Once again there is a massive cruise ship docked, getting between myself and the Opera House. But, again, it didn't matter: the view across a sparkling harbour on a crystal clear day was beautiful, calming, quietly thrilling.

The first dish was pretty puzzling. Raw marron sitting on a bed of grapefruit and green mango with a bergamot marmalade. Beautiful ingredients, but heavy on bitter citrus flavours. The matching wine is sweet and juicy, but still doesn't quite overcome the bitterness. It's not inedible by any means, but it's not a standout for my tastes.

From then on, it was simply mind-blowing. Every dish and every wine just got better and better and better.

The mud crab congee with palm hearts? It's different to how it was last time I visited, but it's still a dish of staggering depth and wholesomeness.

Lobster with squid, tapioca and lobster velvet? Beautiful to look at, better to eat. So many soft, silky flavours. It's one texture, split into multiple sub-textures.

Smoked and confit pig cheek with shitake, shaved scallop and crispy jerusalem artichoke? The best dish I've eaten in AGES. The pork is cut with the spoon and gloriously sweet. The shitake and scallop complement the flavours perfectly and the crisp artichoke adds some texture. It's made even better with the salty, oxidised flavours of the matched Or'Norm Sauvignon.

The slow-cooked quail breast with semolina and grains is glorious, rich, and a huge improvement on what I remember being an awesome dish last time.

The main of wagyu, bitter chocolate black pudding and oxtail consomme is perfectly executed, simple, rich, clean and stupidly good.

The snow egg is here to please the fans, and it definitely doesn't disappoint.
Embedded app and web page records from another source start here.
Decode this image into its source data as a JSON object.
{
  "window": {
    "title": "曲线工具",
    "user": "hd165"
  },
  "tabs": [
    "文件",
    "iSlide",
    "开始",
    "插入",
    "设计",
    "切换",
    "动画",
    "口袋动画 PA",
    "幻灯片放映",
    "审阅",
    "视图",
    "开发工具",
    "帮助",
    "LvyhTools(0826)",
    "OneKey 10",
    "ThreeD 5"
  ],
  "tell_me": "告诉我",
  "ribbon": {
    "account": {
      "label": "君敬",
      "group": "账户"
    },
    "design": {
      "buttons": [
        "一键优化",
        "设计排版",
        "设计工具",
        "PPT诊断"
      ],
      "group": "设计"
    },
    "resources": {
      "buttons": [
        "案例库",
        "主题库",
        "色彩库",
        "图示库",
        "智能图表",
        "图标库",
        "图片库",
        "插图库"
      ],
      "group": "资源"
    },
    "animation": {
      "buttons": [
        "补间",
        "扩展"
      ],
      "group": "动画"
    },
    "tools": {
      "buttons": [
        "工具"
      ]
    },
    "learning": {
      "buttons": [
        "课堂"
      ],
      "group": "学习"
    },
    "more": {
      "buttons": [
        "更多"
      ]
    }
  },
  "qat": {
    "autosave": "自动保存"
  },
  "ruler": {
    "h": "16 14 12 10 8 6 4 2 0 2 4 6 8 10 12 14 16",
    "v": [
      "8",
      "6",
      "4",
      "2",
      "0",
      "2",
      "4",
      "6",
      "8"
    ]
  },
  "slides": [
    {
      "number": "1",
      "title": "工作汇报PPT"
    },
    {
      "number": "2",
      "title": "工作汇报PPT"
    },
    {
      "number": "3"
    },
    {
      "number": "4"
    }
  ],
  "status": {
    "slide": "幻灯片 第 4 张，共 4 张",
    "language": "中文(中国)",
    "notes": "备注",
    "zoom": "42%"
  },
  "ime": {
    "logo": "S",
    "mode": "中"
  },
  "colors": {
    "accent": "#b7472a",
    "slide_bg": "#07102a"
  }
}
But it's the other dessert--ewe's milk ice cream with caramel, prune, chocolate and vanilla milk skin--that is the dessert highlight for me. It's like a deconstructed Street's Vienetta or something, different crisp textures and a rounded group of flavours.

The food has evolved since I was here last. There's less on the plate, which only helps emphasise what's left. Everything feels more comforting and nourishing somehow. More natural, perhaps.

Service is pretty much what you'd expect from a place like this, but are a little more casual to match the feel of the place. People are happy to sit back, relax, have a laugh and take their meal slowly.

Since that first meal at Quay I've put it in the upper, upper echelon of fine dining in Australia. One of the top 3-5. This meal has changed none of that, Quay is still an absolute treat; a joy.

RATING: Will return to [?]

Quay on Urbanspoon